• What this task involves: For every line below that includes the word "title", add one; report the final number and nothing else.

• Records for processing:
**********

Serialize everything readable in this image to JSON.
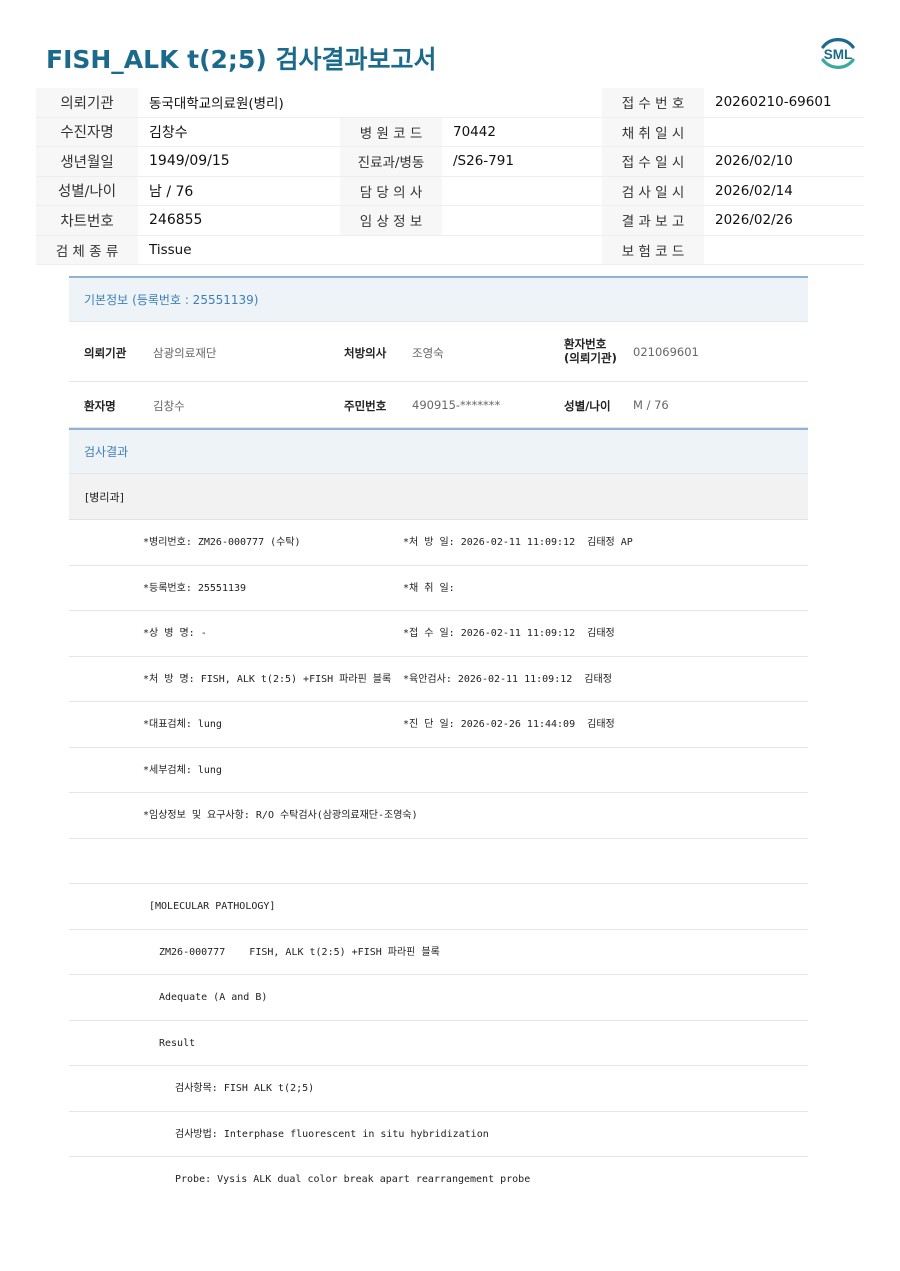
{
  "title": "FISH_ALK t(2;5) 검사결과보고서",
  "logo_text": "SML",
  "colors": {
    "title": "#1b6a8c",
    "section_text": "#3d7fb8",
    "section_bg": "#eef3f8"
  },
  "header": {
    "r1": {
      "l1": "의뢰기관",
      "v1": "동국대학교의료원(병리)",
      "l3": "접 수 번 호",
      "v3": "20260210-69601"
    },
    "r2": {
      "l1": "수진자명",
      "v1": "김창수",
      "l2": "병 원 코 드",
      "v2": "70442",
      "l3": "채 취 일 시",
      "v3": ""
    },
    "r3": {
      "l1": "생년월일",
      "v1": "1949/09/15",
      "l2": "진료과/병동",
      "v2": "/S26-791",
      "l3": "접 수 일 시",
      "v3": "2026/02/10"
    },
    "r4": {
      "l1": "성별/나이",
      "v1": "남 / 76",
      "l2": "담 당 의 사",
      "v2": "",
      "l3": "검 사 일 시",
      "v3": "2026/02/14"
    },
    "r5": {
      "l1": "차트번호",
      "v1": "246855",
      "l2": "임 상 정 보",
      "v2": "",
      "l3": "결 과 보 고",
      "v3": "2026/02/26"
    },
    "r6": {
      "l1": "검 체 종 류",
      "v1": "Tissue",
      "l3": "보 험 코 드",
      "v3": ""
    }
  },
  "basic": {
    "title": "기본정보",
    "reg_note": "(등록번호 : 25551139)",
    "row1": {
      "k1": "의뢰기관",
      "v1": "삼광의료재단",
      "k2": "처방의사",
      "v2": "조영숙",
      "k3a": "환자번호",
      "k3b": "(의뢰기관)",
      "v3": "021069601"
    },
    "row2": {
      "k1": "환자명",
      "v1": "김창수",
      "k2": "주민번호",
      "v2": "490915-*******",
      "k3": "성별/나이",
      "v3": "M / 76"
    }
  },
  "result": {
    "title": "검사결과",
    "dept": "[병리과]",
    "rows": [
      {
        "a": "*병리번호: ZM26-000777 (수탁)",
        "b": "*처 방 일: 2026-02-11 11:09:12  김태정 AP"
      },
      {
        "a": "*등록번호: 25551139",
        "b": "*채 취 일:"
      },
      {
        "a": "*상 병 명: -",
        "b": "*접 수 일: 2026-02-11 11:09:12  김태정"
      },
      {
        "a": "*처 방 명: FISH, ALK t(2:5) +FISH 파라핀 블록",
        "b": "*육안검사: 2026-02-11 11:09:12  김태정"
      },
      {
        "a": "*대표검체: lung",
        "b": "*진 단 일: 2026-02-26 11:44:09  김태정"
      },
      {
        "a": "*세부검체: lung",
        "b": ""
      },
      {
        "a": "*임상정보 및 요구사항: R/O 수탁검사(삼광의료재단-조영숙)",
        "b": ""
      }
    ],
    "mol": [
      "[MOLECULAR PATHOLOGY]",
      "ZM26-000777    FISH, ALK t(2:5) +FISH 파라핀 블록",
      "Adequate (A and B)",
      "Result",
      "검사항목: FISH ALK t(2;5)",
      "검사방법: Interphase fluorescent in situ hybridization",
      "Probe: Vysis ALK dual color break apart rearrangement probe"
    ]
  }
}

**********

• Answer: 4